Join me in the California desert for one of my popular night photography workshops! We use a variety of light sources to light up the desert under the stars. Next one is just a few weeks away, on April 22nd. Go to the Eventbrite page for details and registration.
I travelled to Mt. Nemrut in Southeast Turkey to photograph the curious group of statue heads, believed to have been erected around a royal tomb in the 1st Century. At some point in their history these heads sat atop the carved bodies several yards above on the hilltop behind the heads. My goal was to photograph the heads to show their final resting place as well as the original carved bodies watching down on them.
It was a rainy 3 hour drive from my hotel in Sanliurfa and once I arrived at the base a dense fog bank started to roll in, and after a 25 minute hike to the top a light snow began to dust the ground. The light was very flat and as the minutes ticked, the visibility between the statue heads and the bases on top of the hill was diminishing quickly. I took a few ambient test exposures and one with a Nikon SB900 Speedlight with a Honl Photo traveller8 Softbox. Still very flat.
I quickly added 2 Honl Full CTO Filters to the speedlight with soft box and set my camera's white balance to 2500K (a bit cooler that tungsten). The result is a deep blue background with a warm tone on the statue head. The traveller8 gave just the right amount of spread and feathering on the statue and the smaller rocks at the base. A bare flash would have spread the light too much and taken the attention away from the ancient face.
All in all, a successful shoot, even under the ever-demanding Mother Nature!
To light the character Zira, I used a 1/8 Speed Grid with a 1/4 CTO Filter as the main light, just to the right of the subject. This light gave a focused beam on the face, and was positioned so a small bit of light spilled over to the left side of the face. I added a speedlight with a Speed Gobo and 1/2 CTO Filter at a low position on the front to provide a bit of definition in the costume, part of it spilling on the left side of the face for an additional fill.

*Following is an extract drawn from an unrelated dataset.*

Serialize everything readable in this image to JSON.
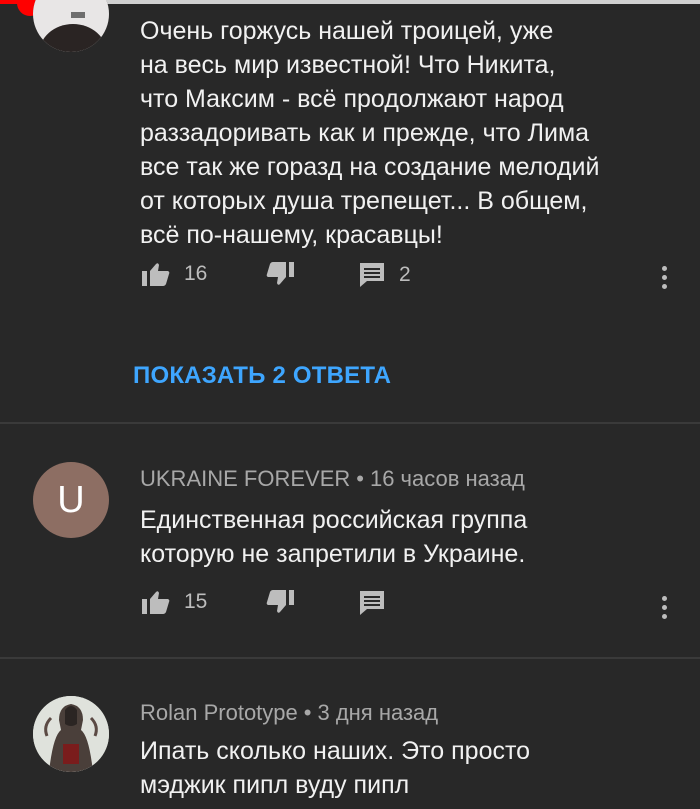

The speedlight was set at a lower power than the mainlight, to provide fill, but maintain the drama of the lighting. The green fabric background was lit with a speedlight outfitted with a Speed Snoot in the reflector position with a 1/4 CTO Filter, which provided a fan-like spread and a nice falloff. Power settings will be different depending on which model of speedlight you're using, but a good guideline is to start with your main light, and adjust your power settings on the rest of the scene to fit your tastes.
All speedlights are kept relatively close to the subject at around 4 feet, so I was able to maintain an aperture of f/5.6, 1/60 second at ISO 200.
If you want to shoot in full sunlight an use speedlights to light your subject, here are a few tips:
Whenever possible, I place the subject in a shaded area. This gives me much more control over the light on the subject, as I set my initial exposure at 1 stop underexposed on the background. In this case my exposure was ISO 100, 1/250 @ f/11. At this exposure, the subject will be in shadow, giving me a good canvas to add light to the subject.
For this shot, I placed the surfers under the shade of palm trees. As you can see in the video, both the mainlight (with the traveller 8 Softbox), and the rim light (with a Speed Grid and CTO Filter) is placed very close to the subject- between 4 and 5 feet. Both speedlights were set at full power.
The traveller8 gives a nice even, soft light on the subject, and adding the Speed Grid with the CTO filter simulates a warm sunset light on the right side of the surfer.